This week we have added 110,926 new pages to The Archive. All updated and new titles this week have a decidedly Gaelic twist, as we continue to augment our holdings for both Scotland and Ireland.
We welcome this week to our collection two newspapers that cover the historic county of Dumfriesshire. Both weekly publications, the Eskdale and Liddesdale Advertiser was published in Langholm and the newspaper continues to this day, and the Galloway News and Kirkcudbrightshire Advertiser was published in Dalbeattie.
Rounding off our trio of new Scottish titles this week is the Montrose Standard, another weekly title that was published in Angus. Founded in 1837, we have an extensive run of editions for this particular publication, numbering nearly 50,000 pages and so far spanning the years 1844 to 1957, representing over a century’s worth of local news coverage.
Continuing with our Celtic theme, we have updated two of our Irish newspapers (Evening Herald (Dublin) and the Irish Independent), as well as updating eight of our existing Scottish titles.
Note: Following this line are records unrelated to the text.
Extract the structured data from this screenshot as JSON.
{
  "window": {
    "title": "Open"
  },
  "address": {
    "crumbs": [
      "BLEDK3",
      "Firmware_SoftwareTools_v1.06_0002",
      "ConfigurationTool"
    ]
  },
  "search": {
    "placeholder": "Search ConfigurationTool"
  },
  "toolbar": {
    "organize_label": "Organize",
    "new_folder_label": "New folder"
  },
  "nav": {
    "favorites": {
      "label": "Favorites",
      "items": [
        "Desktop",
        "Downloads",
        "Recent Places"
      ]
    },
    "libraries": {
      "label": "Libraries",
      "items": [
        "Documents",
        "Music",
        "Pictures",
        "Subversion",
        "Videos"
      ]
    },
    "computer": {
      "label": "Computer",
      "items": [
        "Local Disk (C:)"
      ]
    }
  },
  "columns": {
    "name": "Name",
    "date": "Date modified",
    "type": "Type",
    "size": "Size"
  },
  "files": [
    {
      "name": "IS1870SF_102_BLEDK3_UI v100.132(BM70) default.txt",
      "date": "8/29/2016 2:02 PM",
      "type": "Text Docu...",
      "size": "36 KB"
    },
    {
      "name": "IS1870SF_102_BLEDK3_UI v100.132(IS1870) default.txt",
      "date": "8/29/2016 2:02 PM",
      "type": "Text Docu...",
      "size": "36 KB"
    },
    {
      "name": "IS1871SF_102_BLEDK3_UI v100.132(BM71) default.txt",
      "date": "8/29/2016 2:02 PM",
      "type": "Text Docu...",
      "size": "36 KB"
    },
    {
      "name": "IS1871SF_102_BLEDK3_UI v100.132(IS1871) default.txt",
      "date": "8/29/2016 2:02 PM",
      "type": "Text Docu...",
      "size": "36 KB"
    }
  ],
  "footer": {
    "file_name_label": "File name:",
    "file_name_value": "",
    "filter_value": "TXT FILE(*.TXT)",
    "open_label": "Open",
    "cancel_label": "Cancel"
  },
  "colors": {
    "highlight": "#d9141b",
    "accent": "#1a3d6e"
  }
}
Standout updates this week include nearly 24,000 new pages for the city of Aberdeen (Aberdeen Evening Express and the Aberdeen Press and Journal), as well as updates to our specialist titles, the North British Agriculturist and Witness (Edinburgh).
Our new publication, the Montrose Standard, covers the latter half of the 1840s. The 1840s were a decade of railway mania, as railway lines and stations were built across the British Isles. 1846 saw this mania reach a zenith with 272 railway construction acts being passed in that year alone. 1846 was a doubly important year as it saw the first rail connection between Scotland and England, namely the North British Railway which went from Edinburgh across the border to Berwick-upon-Tweed.
This momentous event is described in detail within the pages of the Montrose Standard. In June the ‘communication by railway between [Edinburgh] and Berwick-upon-Tweed was formally opened, under the most auspicious and gratifying circumstances.’ Somewhere in the region of seven hundred passengers traveled along the line, and many spectators surveyed the scene.
The article gives particular insight into the change that the creation of the railway wrought:
It may be thought that the running for the first time of a train of carriages on a railway could afford no great object of attraction; but when it is remembered, that a spot which but a few short months ago was a comparatively dull and uninteresting locality has been transformed into the depot of a great railway scheme – that the thick clusters of old dingy houses which used to choke up this district have been swept away before emancipated industry, and that an untrodden path has been opened up and converted into a highway of traffic, then it will be admitted that the charm of transformation was itself sufficient to attract a crowd of the inhabitants to witness its consummation and to greet with their cheers the accomplishment of a splendid undertaking.
Not only does the article focus on the benefits of progress, it also sings the praises of the scenic line, the journey being ‘exceedingly pleasant.’ On narrow gauge rails, with roomy and steady carriages, small gradients, the new line passes through ‘very beautiful and attractive country’:
Splendid meadows, wooded hills, retired hamlets, sequestered villas, deep ravines, silvery streams rippling through their pebbly and meandering concave, ever and anon burst on the view of the passenger as he is whirled along, intermingled as he approaches near to Berwick by many magnificent marine prospects.
The article ends by looking forward to the completion of the line between Berwick and Newcastle, and thence between Newcastle and London, thus connecting London and Edinburgh ‘entirely by rail.’ By August of 1846, our updated title Witness (Edinburgh) publishes a timetable for the new North British Railway Route.
|Eskdale and Liddesdale Advertiser||1852, 1892|
|Galloway News and Kirkcudbrightshire Advertiser||1860|
|Montrose Standard||1844, 1846-1957|
This week we have updated ten of our existing titles.
You can learn more about each of the titles we add to every week by clicking on their names. On each paper’s title page, you can read a FREE sample issue, learn more about our current holdings, and our plans for digitisation
|Aberdeen Evening Express||1994|
|Aberdeen Press and Journal||1994|
|Daily Review (Edinburgh)||1864, 1866-1867|
|Evening Herald (Dublin)||1902|
|North British Agriculturist||1860|